Every line below containing the word "IMSR" should be found and copied.

─── Provided records

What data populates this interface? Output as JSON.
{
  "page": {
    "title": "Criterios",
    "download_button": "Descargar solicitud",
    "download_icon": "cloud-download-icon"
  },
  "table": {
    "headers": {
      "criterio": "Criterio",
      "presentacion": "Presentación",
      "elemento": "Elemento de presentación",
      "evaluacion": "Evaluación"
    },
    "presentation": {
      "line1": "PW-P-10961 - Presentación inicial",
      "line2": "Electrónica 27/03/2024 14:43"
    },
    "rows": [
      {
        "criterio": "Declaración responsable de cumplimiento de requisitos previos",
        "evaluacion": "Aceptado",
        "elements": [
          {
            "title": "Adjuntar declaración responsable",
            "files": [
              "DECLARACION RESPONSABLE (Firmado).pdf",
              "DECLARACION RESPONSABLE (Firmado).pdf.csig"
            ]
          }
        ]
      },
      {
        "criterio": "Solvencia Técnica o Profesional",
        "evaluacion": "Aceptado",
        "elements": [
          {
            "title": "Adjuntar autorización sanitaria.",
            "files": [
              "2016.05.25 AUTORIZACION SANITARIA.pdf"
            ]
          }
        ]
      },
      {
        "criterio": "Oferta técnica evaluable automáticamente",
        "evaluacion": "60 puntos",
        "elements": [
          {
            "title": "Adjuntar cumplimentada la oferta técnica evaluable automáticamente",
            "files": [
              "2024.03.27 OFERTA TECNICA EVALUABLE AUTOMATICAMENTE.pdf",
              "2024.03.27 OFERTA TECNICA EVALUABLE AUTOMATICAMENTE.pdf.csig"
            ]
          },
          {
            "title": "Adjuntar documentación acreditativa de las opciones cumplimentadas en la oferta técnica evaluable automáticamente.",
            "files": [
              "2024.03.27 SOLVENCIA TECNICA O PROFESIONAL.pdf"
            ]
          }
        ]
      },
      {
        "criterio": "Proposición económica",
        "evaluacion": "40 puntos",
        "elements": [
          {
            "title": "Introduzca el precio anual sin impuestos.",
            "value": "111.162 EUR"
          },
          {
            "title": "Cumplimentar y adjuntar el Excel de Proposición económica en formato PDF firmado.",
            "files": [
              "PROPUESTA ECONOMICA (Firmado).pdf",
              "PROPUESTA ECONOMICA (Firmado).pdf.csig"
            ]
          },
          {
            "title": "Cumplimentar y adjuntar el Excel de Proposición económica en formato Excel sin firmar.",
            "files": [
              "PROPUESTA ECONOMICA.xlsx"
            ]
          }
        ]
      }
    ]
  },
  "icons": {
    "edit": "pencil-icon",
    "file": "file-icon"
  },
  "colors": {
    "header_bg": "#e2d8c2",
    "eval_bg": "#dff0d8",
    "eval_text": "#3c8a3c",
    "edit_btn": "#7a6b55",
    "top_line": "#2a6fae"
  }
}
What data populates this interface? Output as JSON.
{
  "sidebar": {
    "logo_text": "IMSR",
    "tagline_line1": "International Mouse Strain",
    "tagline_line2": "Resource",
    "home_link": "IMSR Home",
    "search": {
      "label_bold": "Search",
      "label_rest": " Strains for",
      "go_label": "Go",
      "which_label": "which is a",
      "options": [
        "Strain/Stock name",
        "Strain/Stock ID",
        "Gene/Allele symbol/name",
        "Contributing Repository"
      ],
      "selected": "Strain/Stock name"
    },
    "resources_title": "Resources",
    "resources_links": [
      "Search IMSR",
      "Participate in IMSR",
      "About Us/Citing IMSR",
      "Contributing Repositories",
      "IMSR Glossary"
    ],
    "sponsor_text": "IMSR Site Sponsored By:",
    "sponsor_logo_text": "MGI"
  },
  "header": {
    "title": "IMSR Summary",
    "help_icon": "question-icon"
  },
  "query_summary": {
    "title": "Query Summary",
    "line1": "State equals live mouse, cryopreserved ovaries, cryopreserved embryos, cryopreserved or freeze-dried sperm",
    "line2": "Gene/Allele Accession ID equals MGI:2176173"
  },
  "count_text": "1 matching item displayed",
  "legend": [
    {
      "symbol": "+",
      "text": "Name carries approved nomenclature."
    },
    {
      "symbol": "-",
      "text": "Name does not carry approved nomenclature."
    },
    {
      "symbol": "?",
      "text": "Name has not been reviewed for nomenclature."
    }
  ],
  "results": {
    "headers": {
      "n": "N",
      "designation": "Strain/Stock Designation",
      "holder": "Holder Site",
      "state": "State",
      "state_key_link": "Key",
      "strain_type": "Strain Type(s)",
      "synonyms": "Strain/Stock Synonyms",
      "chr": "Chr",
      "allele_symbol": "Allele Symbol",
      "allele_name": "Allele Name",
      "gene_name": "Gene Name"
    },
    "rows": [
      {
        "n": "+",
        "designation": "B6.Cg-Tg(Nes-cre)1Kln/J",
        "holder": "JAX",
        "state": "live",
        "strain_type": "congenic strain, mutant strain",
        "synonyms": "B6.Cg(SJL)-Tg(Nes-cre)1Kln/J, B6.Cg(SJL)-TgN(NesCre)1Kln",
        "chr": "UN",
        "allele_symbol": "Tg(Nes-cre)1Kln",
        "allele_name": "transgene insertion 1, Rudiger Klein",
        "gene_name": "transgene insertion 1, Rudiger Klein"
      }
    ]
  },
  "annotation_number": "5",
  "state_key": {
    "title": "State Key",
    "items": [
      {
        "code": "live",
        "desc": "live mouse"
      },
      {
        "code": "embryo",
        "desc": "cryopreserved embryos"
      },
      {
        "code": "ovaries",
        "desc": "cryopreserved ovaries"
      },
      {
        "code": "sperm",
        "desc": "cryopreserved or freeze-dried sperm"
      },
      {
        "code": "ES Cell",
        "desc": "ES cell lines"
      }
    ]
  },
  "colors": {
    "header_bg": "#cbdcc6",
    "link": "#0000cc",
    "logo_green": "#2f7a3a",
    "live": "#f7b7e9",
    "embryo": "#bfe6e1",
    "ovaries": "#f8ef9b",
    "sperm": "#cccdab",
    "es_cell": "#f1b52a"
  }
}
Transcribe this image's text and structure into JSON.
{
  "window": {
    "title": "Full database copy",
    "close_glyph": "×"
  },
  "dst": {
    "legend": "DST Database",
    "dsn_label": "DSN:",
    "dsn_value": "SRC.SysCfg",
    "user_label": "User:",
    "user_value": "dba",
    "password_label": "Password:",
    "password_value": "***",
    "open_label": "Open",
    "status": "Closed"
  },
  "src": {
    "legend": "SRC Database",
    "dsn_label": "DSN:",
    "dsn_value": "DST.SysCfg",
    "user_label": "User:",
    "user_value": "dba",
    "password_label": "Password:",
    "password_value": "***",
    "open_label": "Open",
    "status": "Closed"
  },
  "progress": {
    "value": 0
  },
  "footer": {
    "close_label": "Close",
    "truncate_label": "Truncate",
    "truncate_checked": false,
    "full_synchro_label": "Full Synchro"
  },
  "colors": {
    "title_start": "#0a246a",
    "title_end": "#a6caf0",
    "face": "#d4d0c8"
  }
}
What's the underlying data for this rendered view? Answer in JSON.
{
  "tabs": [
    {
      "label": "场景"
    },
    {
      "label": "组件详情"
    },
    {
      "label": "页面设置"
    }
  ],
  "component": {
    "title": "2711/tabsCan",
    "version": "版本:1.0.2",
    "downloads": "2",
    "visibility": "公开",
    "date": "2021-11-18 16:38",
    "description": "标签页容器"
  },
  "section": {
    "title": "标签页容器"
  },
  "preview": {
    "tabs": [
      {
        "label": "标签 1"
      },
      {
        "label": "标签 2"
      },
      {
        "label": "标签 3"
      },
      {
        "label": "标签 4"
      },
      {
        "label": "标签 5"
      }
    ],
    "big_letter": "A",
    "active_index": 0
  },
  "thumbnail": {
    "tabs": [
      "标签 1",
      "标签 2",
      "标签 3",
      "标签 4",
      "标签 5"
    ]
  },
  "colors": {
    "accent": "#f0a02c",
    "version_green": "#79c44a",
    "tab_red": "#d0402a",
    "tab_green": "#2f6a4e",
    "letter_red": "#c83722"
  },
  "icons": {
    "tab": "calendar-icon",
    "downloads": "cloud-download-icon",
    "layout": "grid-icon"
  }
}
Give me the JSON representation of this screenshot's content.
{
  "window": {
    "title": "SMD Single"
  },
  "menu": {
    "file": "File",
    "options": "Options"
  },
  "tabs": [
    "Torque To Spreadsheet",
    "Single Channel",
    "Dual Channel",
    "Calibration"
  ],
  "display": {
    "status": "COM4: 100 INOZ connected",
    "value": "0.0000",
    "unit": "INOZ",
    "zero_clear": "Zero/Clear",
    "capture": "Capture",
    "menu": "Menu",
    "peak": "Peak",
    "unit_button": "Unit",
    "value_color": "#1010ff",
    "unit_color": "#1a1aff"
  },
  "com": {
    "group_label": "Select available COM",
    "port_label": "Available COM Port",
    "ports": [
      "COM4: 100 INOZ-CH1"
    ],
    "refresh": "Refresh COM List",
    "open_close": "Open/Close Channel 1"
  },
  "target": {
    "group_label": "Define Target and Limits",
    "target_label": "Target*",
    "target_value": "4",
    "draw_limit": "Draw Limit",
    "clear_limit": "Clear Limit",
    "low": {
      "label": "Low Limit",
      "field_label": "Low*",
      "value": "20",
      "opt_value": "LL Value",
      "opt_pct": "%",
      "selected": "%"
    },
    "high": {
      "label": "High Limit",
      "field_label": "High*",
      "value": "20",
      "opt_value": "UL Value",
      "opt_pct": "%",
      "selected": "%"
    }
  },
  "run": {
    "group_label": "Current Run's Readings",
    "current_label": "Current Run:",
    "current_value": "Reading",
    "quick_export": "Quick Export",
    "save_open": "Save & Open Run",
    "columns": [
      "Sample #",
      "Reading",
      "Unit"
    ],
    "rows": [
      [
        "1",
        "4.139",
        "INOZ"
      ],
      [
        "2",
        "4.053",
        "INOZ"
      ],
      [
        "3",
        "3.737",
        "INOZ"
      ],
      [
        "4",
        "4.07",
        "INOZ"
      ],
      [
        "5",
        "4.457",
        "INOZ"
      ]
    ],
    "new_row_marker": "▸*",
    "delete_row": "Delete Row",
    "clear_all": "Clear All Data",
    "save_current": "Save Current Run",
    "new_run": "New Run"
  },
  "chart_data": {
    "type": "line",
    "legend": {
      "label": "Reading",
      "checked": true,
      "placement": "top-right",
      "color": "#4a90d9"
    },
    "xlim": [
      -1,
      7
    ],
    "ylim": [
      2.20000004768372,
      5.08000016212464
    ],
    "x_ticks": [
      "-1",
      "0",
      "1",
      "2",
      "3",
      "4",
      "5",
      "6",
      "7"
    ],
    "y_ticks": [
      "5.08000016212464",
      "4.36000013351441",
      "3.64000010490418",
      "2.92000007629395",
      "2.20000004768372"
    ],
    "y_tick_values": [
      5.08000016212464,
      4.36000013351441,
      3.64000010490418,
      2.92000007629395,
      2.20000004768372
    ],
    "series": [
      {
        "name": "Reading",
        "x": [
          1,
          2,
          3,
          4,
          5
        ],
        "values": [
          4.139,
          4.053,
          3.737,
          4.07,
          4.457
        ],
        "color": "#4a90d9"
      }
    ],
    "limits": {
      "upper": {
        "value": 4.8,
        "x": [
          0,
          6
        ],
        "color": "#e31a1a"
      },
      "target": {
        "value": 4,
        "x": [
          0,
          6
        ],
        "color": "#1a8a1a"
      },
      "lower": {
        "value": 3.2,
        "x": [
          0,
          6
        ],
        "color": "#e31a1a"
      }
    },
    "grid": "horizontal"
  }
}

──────

Completed exercise:
    "logo_text": "IMSR",
    "home_link": "IMSR Home",
      "Search IMSR",
      "Participate in IMSR",
      "About Us/Citing IMSR",
      "IMSR Glossary"
    "sponsor_text": "IMSR Site Sponsored By:",
    "title": "IMSR Summary",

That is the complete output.